What this task involves: Word for word, print every entry below.

Provided material:
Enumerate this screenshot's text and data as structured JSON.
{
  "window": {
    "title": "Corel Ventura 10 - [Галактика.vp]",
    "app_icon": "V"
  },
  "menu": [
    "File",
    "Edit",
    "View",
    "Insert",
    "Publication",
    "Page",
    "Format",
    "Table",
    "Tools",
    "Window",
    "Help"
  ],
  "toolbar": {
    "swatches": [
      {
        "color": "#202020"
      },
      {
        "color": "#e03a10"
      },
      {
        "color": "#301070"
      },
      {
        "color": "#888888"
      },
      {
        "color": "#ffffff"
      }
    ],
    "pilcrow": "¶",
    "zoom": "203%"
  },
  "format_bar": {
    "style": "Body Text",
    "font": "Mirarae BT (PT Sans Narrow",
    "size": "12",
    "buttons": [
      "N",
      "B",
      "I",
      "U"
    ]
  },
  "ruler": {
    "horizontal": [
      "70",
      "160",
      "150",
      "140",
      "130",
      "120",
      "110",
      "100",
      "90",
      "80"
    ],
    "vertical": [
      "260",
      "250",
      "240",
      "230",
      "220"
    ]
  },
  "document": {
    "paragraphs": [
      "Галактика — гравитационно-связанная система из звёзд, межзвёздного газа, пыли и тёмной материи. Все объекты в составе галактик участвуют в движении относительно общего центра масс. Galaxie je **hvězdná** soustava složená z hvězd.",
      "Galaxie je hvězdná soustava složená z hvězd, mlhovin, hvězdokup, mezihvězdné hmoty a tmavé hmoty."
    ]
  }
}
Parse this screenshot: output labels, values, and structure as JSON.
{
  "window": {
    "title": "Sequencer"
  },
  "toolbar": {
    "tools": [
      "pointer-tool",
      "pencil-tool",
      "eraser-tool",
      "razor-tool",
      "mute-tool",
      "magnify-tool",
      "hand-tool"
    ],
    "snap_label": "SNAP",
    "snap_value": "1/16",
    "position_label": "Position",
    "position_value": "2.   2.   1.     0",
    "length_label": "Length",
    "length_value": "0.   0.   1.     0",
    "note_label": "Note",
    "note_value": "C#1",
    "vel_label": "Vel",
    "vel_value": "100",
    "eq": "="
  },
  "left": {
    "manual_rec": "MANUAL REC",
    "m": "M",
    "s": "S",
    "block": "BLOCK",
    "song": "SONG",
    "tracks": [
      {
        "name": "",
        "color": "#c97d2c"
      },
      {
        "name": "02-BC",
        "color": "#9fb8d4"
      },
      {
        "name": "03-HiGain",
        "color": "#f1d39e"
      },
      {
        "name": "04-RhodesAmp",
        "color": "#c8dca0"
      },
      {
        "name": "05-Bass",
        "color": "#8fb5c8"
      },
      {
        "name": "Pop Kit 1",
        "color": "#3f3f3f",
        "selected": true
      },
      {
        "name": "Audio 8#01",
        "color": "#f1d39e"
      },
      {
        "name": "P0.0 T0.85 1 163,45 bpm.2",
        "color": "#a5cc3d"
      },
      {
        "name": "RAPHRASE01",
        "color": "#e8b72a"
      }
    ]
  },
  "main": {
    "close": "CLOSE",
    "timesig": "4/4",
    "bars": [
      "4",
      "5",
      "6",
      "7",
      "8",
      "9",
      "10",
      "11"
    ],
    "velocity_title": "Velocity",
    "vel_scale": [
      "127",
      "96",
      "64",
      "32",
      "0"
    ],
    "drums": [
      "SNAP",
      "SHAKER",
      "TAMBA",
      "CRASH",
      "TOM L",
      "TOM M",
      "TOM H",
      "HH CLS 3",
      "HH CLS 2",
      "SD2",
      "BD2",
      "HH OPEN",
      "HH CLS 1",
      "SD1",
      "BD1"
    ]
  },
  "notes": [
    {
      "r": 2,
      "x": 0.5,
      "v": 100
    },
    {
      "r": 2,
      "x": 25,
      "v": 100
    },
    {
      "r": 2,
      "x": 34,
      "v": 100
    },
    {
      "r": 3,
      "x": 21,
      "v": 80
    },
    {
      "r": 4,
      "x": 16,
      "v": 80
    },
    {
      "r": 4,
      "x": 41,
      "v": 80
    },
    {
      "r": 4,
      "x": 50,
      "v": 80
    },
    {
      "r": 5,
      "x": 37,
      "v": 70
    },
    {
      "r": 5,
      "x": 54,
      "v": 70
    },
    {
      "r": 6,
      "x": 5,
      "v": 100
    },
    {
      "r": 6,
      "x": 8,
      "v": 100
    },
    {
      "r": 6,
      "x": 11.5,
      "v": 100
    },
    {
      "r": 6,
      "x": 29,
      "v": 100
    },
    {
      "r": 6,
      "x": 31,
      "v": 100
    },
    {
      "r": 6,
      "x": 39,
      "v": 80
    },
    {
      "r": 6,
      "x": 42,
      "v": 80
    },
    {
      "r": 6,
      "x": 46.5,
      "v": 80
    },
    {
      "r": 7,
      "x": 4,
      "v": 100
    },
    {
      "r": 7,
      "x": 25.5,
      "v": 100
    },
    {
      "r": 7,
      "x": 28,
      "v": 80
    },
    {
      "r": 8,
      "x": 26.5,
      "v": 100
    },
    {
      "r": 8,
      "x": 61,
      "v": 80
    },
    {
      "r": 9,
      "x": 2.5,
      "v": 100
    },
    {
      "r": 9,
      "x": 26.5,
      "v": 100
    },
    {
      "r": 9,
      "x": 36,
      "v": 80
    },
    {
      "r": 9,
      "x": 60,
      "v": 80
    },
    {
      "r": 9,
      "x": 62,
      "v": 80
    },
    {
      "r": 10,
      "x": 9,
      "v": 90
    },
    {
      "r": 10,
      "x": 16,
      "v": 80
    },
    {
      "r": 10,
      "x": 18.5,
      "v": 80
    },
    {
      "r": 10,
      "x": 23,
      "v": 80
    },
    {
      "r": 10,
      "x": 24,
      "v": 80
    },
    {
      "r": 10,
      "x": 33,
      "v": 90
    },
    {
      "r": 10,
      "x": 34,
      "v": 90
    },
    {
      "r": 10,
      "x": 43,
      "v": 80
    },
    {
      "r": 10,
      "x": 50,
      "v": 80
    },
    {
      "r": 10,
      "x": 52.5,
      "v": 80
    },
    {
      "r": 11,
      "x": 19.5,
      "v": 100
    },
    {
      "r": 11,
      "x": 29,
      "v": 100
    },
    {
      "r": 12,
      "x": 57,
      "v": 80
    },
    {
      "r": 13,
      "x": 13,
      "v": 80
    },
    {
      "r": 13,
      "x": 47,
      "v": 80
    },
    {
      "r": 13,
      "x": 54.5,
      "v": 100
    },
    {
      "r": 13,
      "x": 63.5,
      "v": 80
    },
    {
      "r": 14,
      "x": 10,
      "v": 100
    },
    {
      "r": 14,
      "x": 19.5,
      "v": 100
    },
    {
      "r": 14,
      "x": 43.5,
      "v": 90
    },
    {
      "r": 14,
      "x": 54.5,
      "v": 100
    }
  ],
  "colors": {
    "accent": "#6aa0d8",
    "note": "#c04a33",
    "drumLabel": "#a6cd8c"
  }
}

Expected answer:
Enumerate this screenshot's text and data as structured JSON.
{
  "window": {
    "title": "Corel Ventura 10 - [Галактика.vp]",
    "app_icon": "V"
  },
  "menu": [
    "File",
    "Edit",
    "View",
    "Insert",
    "Publication",
    "Page",
    "Format",
    "Table",
    "Tools",
    "Window",
    "Help"
  ],
  "toolbar": {
    "swatches": [
      {
        "color": "#202020"
      },
      {
        "color": "#e03a10"
      },
      {
        "color": "#301070"
      },
      {
        "color": "#888888"
      },
      {
        "color": "#ffffff"
      }
    ],
    "pilcrow": "¶",
    "zoom": "203%"
  },
  "format_bar": {
    "style": "Body Text",
    "font": "Mirarae BT (PT Sans Narrow",
    "size": "12",
    "buttons": [
      "N",
      "B",
      "I",
      "U"
    ]
  },
  "ruler": {
    "horizontal": [
      "70",
      "160",
      "150",
      "140",
      "130",
      "120",
      "110",
      "100",
      "90",
      "80"
    ],
    "vertical": [
      "260",
      "250",
      "240",
      "230",
      "220"
    ]
  },
  "document": {
    "paragraphs": [
      "Галактика — гравитационно-связанная система из звёзд, межзвёздного газа, пыли и тёмной материи. Все объекты в составе галактик участвуют в движении относительно общего центра масс. Galaxie je **hvězdná** soustava složená z hvězd.",
      "Galaxie je hvězdná soustava složená z hvězd, mlhovin, hvězdokup, mezihvězdné hmoty a tmavé hmoty."
    ]
  }
}
Parse this screenshot: output labels, values, and structure as JSON.
{
  "window": {
    "title": "Sequencer"
  },
  "toolbar": {
    "tools": [
      "pointer-tool",
      "pencil-tool",
      "eraser-tool",
      "razor-tool",
      "mute-tool",
      "magnify-tool",
      "hand-tool"
    ],
    "snap_label": "SNAP",
    "snap_value": "1/16",
    "position_label": "Position",
    "position_value": "2.   2.   1.     0",
    "length_label": "Length",
    "length_value": "0.   0.   1.     0",
    "note_label": "Note",
    "note_value": "C#1",
    "vel_label": "Vel",
    "vel_value": "100",
    "eq": "="
  },
  "left": {
    "manual_rec": "MANUAL REC",
    "m": "M",
    "s": "S",
    "block": "BLOCK",
    "song": "SONG",
    "tracks": [
      {
        "name": "",
        "color": "#c97d2c"
      },
      {
        "name": "02-BC",
        "color": "#9fb8d4"
      },
      {
        "name": "03-HiGain",
        "color": "#f1d39e"
      },
      {
        "name": "04-RhodesAmp",
        "color": "#c8dca0"
      },
      {
        "name": "05-Bass",
        "color": "#8fb5c8"
      },
      {
        "name": "Pop Kit 1",
        "color": "#3f3f3f",
        "selected": true
      },
      {
        "name": "Audio 8#01",
        "color": "#f1d39e"
      },
      {
        "name": "P0.0 T0.85 1 163,45 bpm.2",
        "color": "#a5cc3d"
      },
      {
        "name": "RAPHRASE01",
        "color": "#e8b72a"
      }
    ]
  },
  "main": {
    "close": "CLOSE",
    "timesig": "4/4",
    "bars": [
      "4",
      "5",
      "6",
      "7",
      "8",
      "9",
      "10",
      "11"
    ],
    "velocity_title": "Velocity",
    "vel_scale": [
      "127",
      "96",
      "64",
      "32",
      "0"
    ],
    "drums": [
      "SNAP",
      "SHAKER",
      "TAMBA",
      "CRASH",
      "TOM L",
      "TOM M",
      "TOM H",
      "HH CLS 3",
      "HH CLS 2",
      "SD2",
      "BD2",
      "HH OPEN",
      "HH CLS 1",
      "SD1",
      "BD1"
    ]
  },
  "notes": [
    {
      "r": 2,
      "x": 0.5,
      "v": 100
    },
    {
      "r": 2,
      "x": 25,
      "v": 100
    },
    {
      "r": 2,
      "x": 34,
      "v": 100
    },
    {
      "r": 3,
      "x": 21,
      "v": 80
    },
    {
      "r": 4,
      "x": 16,
      "v": 80
    },
    {
      "r": 4,
      "x": 41,
      "v": 80
    },
    {
      "r": 4,
      "x": 50,
      "v": 80
    },
    {
      "r": 5,
      "x": 37,
      "v": 70
    },
    {
      "r": 5,
      "x": 54,
      "v": 70
    },
    {
      "r": 6,
      "x": 5,
      "v": 100
    },
    {
      "r": 6,
      "x": 8,
      "v": 100
    },
    {
      "r": 6,
      "x": 11.5,
      "v": 100
    },
    {
      "r": 6,
      "x": 29,
      "v": 100
    },
    {
      "r": 6,
      "x": 31,
      "v": 100
    },
    {
      "r": 6,
      "x": 39,
      "v": 80
    },
    {
      "r": 6,
      "x": 42,
      "v": 80
    },
    {
      "r": 6,
      "x": 46.5,
      "v": 80
    },
    {
      "r": 7,
      "x": 4,
      "v": 100
    },
    {
      "r": 7,
      "x": 25.5,
      "v": 100
    },
    {
      "r": 7,
      "x": 28,
      "v": 80
    },
    {
      "r": 8,
      "x": 26.5,
      "v": 100
    },
    {
      "r": 8,
      "x": 61,
      "v": 80
    },
    {
      "r": 9,
      "x": 2.5,
      "v": 100
    },
    {
      "r": 9,
      "x": 26.5,
      "v": 100
    },
    {
      "r": 9,
      "x": 36,
      "v": 80
    },
    {
      "r": 9,
      "x": 60,
      "v": 80
    },
    {
      "r": 9,
      "x": 62,
      "v": 80
    },
    {
      "r": 10,
      "x": 9,
      "v": 90
    },
    {
      "r": 10,
      "x": 16,
      "v": 80
    },
    {
      "r": 10,
      "x": 18.5,
      "v": 80
    },
    {
      "r": 10,
      "x": 23,
      "v": 80
    },
    {
      "r": 10,
      "x": 24,
      "v": 80
    },
    {
      "r": 10,
      "x": 33,
      "v": 90
    },
    {
      "r": 10,
      "x": 34,
      "v": 90
    },
    {
      "r": 10,
      "x": 43,
      "v": 80
    },
    {
      "r": 10,
      "x": 50,
      "v": 80
    },
    {
      "r": 10,
      "x": 52.5,
      "v": 80
    },
    {
      "r": 11,
      "x": 19.5,
      "v": 100
    },
    {
      "r": 11,
      "x": 29,
      "v": 100
    },
    {
      "r": 12,
      "x": 57,
      "v": 80
    },
    {
      "r": 13,
      "x": 13,
      "v": 80
    },
    {
      "r": 13,
      "x": 47,
      "v": 80
    },
    {
      "r": 13,
      "x": 54.5,
      "v": 100
    },
    {
      "r": 13,
      "x": 63.5,
      "v": 80
    },
    {
      "r": 14,
      "x": 10,
      "v": 100
    },
    {
      "r": 14,
      "x": 19.5,
      "v": 100
    },
    {
      "r": 14,
      "x": 43.5,
      "v": 90
    },
    {
      "r": 14,
      "x": 54.5,
      "v": 100
    }
  ],
  "colors": {
    "accent": "#6aa0d8",
    "note": "#c04a33",
    "drumLabel": "#a6cd8c"
  }
}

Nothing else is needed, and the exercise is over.